> **TASK**: The entries are to be repeated in full, without any change.

**** EXTRACTED RECORDS

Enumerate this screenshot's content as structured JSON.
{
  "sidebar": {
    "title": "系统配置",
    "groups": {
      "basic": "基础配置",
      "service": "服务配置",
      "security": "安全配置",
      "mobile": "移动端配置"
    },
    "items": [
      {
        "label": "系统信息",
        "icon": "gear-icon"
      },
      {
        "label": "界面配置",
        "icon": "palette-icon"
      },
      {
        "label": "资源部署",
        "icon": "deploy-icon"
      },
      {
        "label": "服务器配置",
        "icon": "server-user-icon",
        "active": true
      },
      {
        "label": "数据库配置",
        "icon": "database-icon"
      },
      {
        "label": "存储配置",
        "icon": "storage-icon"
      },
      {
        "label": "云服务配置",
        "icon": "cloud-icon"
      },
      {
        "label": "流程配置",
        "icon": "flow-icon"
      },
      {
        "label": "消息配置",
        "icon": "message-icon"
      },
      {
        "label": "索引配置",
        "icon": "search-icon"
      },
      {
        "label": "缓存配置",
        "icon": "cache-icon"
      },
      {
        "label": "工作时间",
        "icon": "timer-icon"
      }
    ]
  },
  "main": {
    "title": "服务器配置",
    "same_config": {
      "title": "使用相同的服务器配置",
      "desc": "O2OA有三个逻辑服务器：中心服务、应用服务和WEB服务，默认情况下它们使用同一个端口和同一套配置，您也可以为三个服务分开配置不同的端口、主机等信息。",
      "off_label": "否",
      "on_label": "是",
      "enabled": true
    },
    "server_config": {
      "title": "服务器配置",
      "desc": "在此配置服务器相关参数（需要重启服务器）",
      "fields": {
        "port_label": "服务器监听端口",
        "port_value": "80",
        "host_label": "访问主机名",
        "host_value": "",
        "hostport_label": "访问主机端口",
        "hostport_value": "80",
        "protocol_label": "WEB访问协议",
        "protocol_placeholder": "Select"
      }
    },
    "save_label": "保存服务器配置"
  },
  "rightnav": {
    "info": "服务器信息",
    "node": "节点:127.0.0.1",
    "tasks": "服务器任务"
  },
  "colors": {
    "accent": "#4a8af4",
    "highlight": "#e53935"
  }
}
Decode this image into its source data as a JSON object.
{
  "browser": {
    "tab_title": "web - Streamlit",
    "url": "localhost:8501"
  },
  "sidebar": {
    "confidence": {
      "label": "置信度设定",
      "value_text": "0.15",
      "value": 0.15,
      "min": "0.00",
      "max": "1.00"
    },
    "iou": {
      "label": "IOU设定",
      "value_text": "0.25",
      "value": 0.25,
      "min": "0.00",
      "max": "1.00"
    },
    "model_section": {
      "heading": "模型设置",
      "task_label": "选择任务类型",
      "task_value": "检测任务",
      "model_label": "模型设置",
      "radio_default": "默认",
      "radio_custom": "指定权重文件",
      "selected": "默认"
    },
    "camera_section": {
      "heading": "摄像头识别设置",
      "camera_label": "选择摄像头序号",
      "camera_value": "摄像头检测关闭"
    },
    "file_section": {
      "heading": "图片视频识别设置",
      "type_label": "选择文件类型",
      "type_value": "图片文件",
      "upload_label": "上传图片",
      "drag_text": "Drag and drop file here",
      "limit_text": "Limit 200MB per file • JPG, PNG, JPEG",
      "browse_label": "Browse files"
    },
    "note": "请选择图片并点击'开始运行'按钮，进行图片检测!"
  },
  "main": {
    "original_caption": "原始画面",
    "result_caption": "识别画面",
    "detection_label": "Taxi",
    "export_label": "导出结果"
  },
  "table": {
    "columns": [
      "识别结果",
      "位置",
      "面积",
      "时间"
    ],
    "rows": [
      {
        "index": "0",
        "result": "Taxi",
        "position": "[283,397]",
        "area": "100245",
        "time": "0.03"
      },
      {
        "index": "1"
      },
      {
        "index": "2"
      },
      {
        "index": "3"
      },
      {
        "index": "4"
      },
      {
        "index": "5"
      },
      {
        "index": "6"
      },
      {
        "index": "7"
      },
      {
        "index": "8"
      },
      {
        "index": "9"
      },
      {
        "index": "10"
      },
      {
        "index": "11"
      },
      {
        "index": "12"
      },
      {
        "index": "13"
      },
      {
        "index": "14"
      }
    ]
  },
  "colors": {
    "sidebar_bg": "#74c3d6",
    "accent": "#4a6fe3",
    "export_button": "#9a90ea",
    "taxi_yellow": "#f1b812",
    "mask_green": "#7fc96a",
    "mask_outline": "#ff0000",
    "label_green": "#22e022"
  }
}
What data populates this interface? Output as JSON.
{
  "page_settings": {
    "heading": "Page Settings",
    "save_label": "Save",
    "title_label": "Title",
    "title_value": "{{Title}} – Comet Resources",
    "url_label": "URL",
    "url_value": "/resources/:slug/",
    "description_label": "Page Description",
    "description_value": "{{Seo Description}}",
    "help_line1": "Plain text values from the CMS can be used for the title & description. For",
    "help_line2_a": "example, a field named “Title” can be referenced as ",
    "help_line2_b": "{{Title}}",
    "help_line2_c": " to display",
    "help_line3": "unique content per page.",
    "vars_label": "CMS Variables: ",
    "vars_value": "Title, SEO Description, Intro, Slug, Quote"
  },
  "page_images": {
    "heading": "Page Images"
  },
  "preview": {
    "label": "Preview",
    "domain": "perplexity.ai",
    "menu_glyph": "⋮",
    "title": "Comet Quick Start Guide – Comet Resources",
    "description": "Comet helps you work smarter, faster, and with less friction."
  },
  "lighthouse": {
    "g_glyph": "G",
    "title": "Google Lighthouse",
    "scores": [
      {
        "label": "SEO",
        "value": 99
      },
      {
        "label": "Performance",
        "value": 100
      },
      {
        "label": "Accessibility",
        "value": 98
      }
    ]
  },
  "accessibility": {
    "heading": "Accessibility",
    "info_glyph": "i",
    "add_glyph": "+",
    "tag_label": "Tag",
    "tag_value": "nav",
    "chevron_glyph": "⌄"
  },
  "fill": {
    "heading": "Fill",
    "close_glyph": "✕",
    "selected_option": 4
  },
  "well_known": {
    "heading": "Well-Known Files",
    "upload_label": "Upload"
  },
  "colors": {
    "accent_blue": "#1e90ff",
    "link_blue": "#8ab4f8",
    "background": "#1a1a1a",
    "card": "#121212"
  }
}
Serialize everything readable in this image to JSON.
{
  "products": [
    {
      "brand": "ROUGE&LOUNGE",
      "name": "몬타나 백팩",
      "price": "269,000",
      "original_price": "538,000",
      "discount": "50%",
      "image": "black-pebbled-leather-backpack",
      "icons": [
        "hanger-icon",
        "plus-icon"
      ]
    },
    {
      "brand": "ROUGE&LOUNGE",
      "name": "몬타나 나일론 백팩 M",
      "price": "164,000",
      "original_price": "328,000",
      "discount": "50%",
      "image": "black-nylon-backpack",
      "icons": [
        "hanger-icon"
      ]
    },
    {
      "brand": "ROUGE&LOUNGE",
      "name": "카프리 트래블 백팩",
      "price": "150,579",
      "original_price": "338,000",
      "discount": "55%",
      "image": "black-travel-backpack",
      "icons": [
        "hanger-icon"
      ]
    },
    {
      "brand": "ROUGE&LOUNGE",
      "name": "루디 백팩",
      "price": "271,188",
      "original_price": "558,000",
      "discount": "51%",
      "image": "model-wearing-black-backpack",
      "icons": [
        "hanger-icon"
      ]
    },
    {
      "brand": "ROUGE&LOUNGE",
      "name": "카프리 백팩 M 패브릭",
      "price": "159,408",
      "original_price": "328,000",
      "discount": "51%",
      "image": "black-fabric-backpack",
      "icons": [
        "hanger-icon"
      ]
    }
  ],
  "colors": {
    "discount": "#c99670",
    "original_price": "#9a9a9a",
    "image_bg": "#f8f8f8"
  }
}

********

> **FINAL ANSWER**:
Enumerate this screenshot's content as structured JSON.
{
  "sidebar": {
    "title": "系统配置",
    "groups": {
      "basic": "基础配置",
      "service": "服务配置",
      "security": "安全配置",
      "mobile": "移动端配置"
    },
    "items": [
      {
        "label": "系统信息",
        "icon": "gear-icon"
      },
      {
        "label": "界面配置",
        "icon": "palette-icon"
      },
      {
        "label": "资源部署",
        "icon": "deploy-icon"
      },
      {
        "label": "服务器配置",
        "icon": "server-user-icon",
        "active": true
      },
      {
        "label": "数据库配置",
        "icon": "database-icon"
      },
      {
        "label": "存储配置",
        "icon": "storage-icon"
      },
      {
        "label": "云服务配置",
        "icon": "cloud-icon"
      },
      {
        "label": "流程配置",
        "icon": "flow-icon"
      },
      {
        "label": "消息配置",
        "icon": "message-icon"
      },
      {
        "label": "索引配置",
        "icon": "search-icon"
      },
      {
        "label": "缓存配置",
        "icon": "cache-icon"
      },
      {
        "label": "工作时间",
        "icon": "timer-icon"
      }
    ]
  },
  "main": {
    "title": "服务器配置",
    "same_config": {
      "title": "使用相同的服务器配置",
      "desc": "O2OA有三个逻辑服务器：中心服务、应用服务和WEB服务，默认情况下它们使用同一个端口和同一套配置，您也可以为三个服务分开配置不同的端口、主机等信息。",
      "off_label": "否",
      "on_label": "是",
      "enabled": true
    },
    "server_config": {
      "title": "服务器配置",
      "desc": "在此配置服务器相关参数（需要重启服务器）",
      "fields": {
        "port_label": "服务器监听端口",
        "port_value": "80",
        "host_label": "访问主机名",
        "host_value": "",
        "hostport_label": "访问主机端口",
        "hostport_value": "80",
        "protocol_label": "WEB访问协议",
        "protocol_placeholder": "Select"
      }
    },
    "save_label": "保存服务器配置"
  },
  "rightnav": {
    "info": "服务器信息",
    "node": "节点:127.0.0.1",
    "tasks": "服务器任务"
  },
  "colors": {
    "accent": "#4a8af4",
    "highlight": "#e53935"
  }
}
Decode this image into its source data as a JSON object.
{
  "browser": {
    "tab_title": "web - Streamlit",
    "url": "localhost:8501"
  },
  "sidebar": {
    "confidence": {
      "label": "置信度设定",
      "value_text": "0.15",
      "value": 0.15,
      "min": "0.00",
      "max": "1.00"
    },
    "iou": {
      "label": "IOU设定",
      "value_text": "0.25",
      "value": 0.25,
      "min": "0.00",
      "max": "1.00"
    },
    "model_section": {
      "heading": "模型设置",
      "task_label": "选择任务类型",
      "task_value": "检测任务",
      "model_label": "模型设置",
      "radio_default": "默认",
      "radio_custom": "指定权重文件",
      "selected": "默认"
    },
    "camera_section": {
      "heading": "摄像头识别设置",
      "camera_label": "选择摄像头序号",
      "camera_value": "摄像头检测关闭"
    },
    "file_section": {
      "heading": "图片视频识别设置",
      "type_label": "选择文件类型",
      "type_value": "图片文件",
      "upload_label": "上传图片",
      "drag_text": "Drag and drop file here",
      "limit_text": "Limit 200MB per file • JPG, PNG, JPEG",
      "browse_label": "Browse files"
    },
    "note": "请选择图片并点击'开始运行'按钮，进行图片检测!"
  },
  "main": {
    "original_caption": "原始画面",
    "result_caption": "识别画面",
    "detection_label": "Taxi",
    "export_label": "导出结果"
  },
  "table": {
    "columns": [
      "识别结果",
      "位置",
      "面积",
      "时间"
    ],
    "rows": [
      {
        "index": "0",
        "result": "Taxi",
        "position": "[283,397]",
        "area": "100245",
        "time": "0.03"
      },
      {
        "index": "1"
      },
      {
        "index": "2"
      },
      {
        "index": "3"
      },
      {
        "index": "4"
      },
      {
        "index": "5"
      },
      {
        "index": "6"
      },
      {
        "index": "7"
      },
      {
        "index": "8"
      },
      {
        "index": "9"
      },
      {
        "index": "10"
      },
      {
        "index": "11"
      },
      {
        "index": "12"
      },
      {
        "index": "13"
      },
      {
        "index": "14"
      }
    ]
  },
  "colors": {
    "sidebar_bg": "#74c3d6",
    "accent": "#4a6fe3",
    "export_button": "#9a90ea",
    "taxi_yellow": "#f1b812",
    "mask_green": "#7fc96a",
    "mask_outline": "#ff0000",
    "label_green": "#22e022"
  }
}
What data populates this interface? Output as JSON.
{
  "page_settings": {
    "heading": "Page Settings",
    "save_label": "Save",
    "title_label": "Title",
    "title_value": "{{Title}} – Comet Resources",
    "url_label": "URL",
    "url_value": "/resources/:slug/",
    "description_label": "Page Description",
    "description_value": "{{Seo Description}}",
    "help_line1": "Plain text values from the CMS can be used for the title & description. For",
    "help_line2_a": "example, a field named “Title” can be referenced as ",
    "help_line2_b": "{{Title}}",
    "help_line2_c": " to display",
    "help_line3": "unique content per page.",
    "vars_label": "CMS Variables: ",
    "vars_value": "Title, SEO Description, Intro, Slug, Quote"
  },
  "page_images": {
    "heading": "Page Images"
  },
  "preview": {
    "label": "Preview",
    "domain": "perplexity.ai",
    "menu_glyph": "⋮",
    "title": "Comet Quick Start Guide – Comet Resources",
    "description": "Comet helps you work smarter, faster, and with less friction."
  },
  "lighthouse": {
    "g_glyph": "G",
    "title": "Google Lighthouse",
    "scores": [
      {
        "label": "SEO",
        "value": 99
      },
      {
        "label": "Performance",
        "value": 100
      },
      {
        "label": "Accessibility",
        "value": 98
      }
    ]
  },
  "accessibility": {
    "heading": "Accessibility",
    "info_glyph": "i",
    "add_glyph": "+",
    "tag_label": "Tag",
    "tag_value": "nav",
    "chevron_glyph": "⌄"
  },
  "fill": {
    "heading": "Fill",
    "close_glyph": "✕",
    "selected_option": 4
  },
  "well_known": {
    "heading": "Well-Known Files",
    "upload_label": "Upload"
  },
  "colors": {
    "accent_blue": "#1e90ff",
    "link_blue": "#8ab4f8",
    "background": "#1a1a1a",
    "card": "#121212"
  }
}
Serialize everything readable in this image to JSON.
{
  "products": [
    {
      "brand": "ROUGE&LOUNGE",
      "name": "몬타나 백팩",
      "price": "269,000",
      "original_price": "538,000",
      "discount": "50%",
      "image": "black-pebbled-leather-backpack",
      "icons": [
        "hanger-icon",
        "plus-icon"
      ]
    },
    {
      "brand": "ROUGE&LOUNGE",
      "name": "몬타나 나일론 백팩 M",
      "price": "164,000",
      "original_price": "328,000",
      "discount": "50%",
      "image": "black-nylon-backpack",
      "icons": [
        "hanger-icon"
      ]
    },
    {
      "brand": "ROUGE&LOUNGE",
      "name": "카프리 트래블 백팩",
      "price": "150,579",
      "original_price": "338,000",
      "discount": "55%",
      "image": "black-travel-backpack",
      "icons": [
        "hanger-icon"
      ]
    },
    {
      "brand": "ROUGE&LOUNGE",
      "name": "루디 백팩",
      "price": "271,188",
      "original_price": "558,000",
      "discount": "51%",
      "image": "model-wearing-black-backpack",
      "icons": [
        "hanger-icon"
      ]
    },
    {
      "brand": "ROUGE&LOUNGE",
      "name": "카프리 백팩 M 패브릭",
      "price": "159,408",
      "original_price": "328,000",
      "discount": "51%",
      "image": "black-fabric-backpack",
      "icons": [
        "hanger-icon"
      ]
    }
  ],
  "colors": {
    "discount": "#c99670",
    "original_price": "#9a9a9a",
    "image_bg": "#f8f8f8"
  }
}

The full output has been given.